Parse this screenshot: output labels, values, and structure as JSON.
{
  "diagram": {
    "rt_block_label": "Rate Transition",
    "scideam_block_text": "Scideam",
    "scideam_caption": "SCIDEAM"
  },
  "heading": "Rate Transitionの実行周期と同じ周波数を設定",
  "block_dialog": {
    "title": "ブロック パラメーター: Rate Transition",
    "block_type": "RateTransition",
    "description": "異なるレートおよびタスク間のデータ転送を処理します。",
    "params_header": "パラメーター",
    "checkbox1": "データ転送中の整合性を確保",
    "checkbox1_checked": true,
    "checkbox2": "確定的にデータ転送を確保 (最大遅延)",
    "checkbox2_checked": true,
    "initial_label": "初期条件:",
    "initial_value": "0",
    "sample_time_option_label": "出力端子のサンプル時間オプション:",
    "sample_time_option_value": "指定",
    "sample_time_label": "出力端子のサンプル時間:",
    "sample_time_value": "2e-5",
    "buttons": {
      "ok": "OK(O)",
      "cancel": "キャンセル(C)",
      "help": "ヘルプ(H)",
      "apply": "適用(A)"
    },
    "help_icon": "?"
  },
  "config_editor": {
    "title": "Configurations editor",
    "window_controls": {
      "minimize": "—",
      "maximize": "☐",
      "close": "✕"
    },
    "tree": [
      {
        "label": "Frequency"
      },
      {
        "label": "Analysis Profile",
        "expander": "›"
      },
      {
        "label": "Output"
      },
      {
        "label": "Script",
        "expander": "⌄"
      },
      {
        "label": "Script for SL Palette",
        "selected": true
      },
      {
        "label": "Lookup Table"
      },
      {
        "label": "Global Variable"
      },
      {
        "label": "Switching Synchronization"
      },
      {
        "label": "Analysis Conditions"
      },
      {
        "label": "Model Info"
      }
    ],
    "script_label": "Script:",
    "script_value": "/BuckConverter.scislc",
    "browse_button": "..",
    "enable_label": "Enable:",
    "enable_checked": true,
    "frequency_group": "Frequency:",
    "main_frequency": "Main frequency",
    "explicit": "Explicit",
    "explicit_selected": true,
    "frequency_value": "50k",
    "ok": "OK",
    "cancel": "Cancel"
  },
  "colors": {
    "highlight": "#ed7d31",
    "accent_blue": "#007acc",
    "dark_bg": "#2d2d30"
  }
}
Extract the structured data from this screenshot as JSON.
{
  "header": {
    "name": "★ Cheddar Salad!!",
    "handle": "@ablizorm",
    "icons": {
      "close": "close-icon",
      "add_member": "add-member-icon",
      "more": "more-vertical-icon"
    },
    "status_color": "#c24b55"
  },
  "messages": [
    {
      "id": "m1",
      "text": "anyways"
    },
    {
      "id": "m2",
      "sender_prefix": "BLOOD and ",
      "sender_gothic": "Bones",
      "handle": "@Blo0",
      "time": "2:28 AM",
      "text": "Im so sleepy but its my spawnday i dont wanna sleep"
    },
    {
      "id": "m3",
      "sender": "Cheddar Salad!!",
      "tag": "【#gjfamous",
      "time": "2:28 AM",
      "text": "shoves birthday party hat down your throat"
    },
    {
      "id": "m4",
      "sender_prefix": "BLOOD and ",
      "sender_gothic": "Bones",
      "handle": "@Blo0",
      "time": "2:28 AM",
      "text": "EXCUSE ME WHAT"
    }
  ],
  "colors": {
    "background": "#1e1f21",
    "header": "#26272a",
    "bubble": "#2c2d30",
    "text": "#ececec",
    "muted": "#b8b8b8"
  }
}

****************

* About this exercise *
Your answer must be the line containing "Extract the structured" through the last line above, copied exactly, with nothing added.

* Response to the exercise *
Extract the structured data from this screenshot as JSON.
{
  "header": {
    "name": "★ Cheddar Salad!!",
    "handle": "@ablizorm",
    "icons": {
      "close": "close-icon",
      "add_member": "add-member-icon",
      "more": "more-vertical-icon"
    },
    "status_color": "#c24b55"
  },
  "messages": [
    {
      "id": "m1",
      "text": "anyways"
    },
    {
      "id": "m2",
      "sender_prefix": "BLOOD and ",
      "sender_gothic": "Bones",
      "handle": "@Blo0",
      "time": "2:28 AM",
      "text": "Im so sleepy but its my spawnday i dont wanna sleep"
    },
    {
      "id": "m3",
      "sender": "Cheddar Salad!!",
      "tag": "【#gjfamous",
      "time": "2:28 AM",
      "text": "shoves birthday party hat down your throat"
    },
    {
      "id": "m4",
      "sender_prefix": "BLOOD and ",
      "sender_gothic": "Bones",
      "handle": "@Blo0",
      "time": "2:28 AM",
      "text": "EXCUSE ME WHAT"
    }
  ],
  "colors": {
    "background": "#1e1f21",
    "header": "#26272a",
    "bubble": "#2c2d30",
    "text": "#ececec",
    "muted": "#b8b8b8"
  }
}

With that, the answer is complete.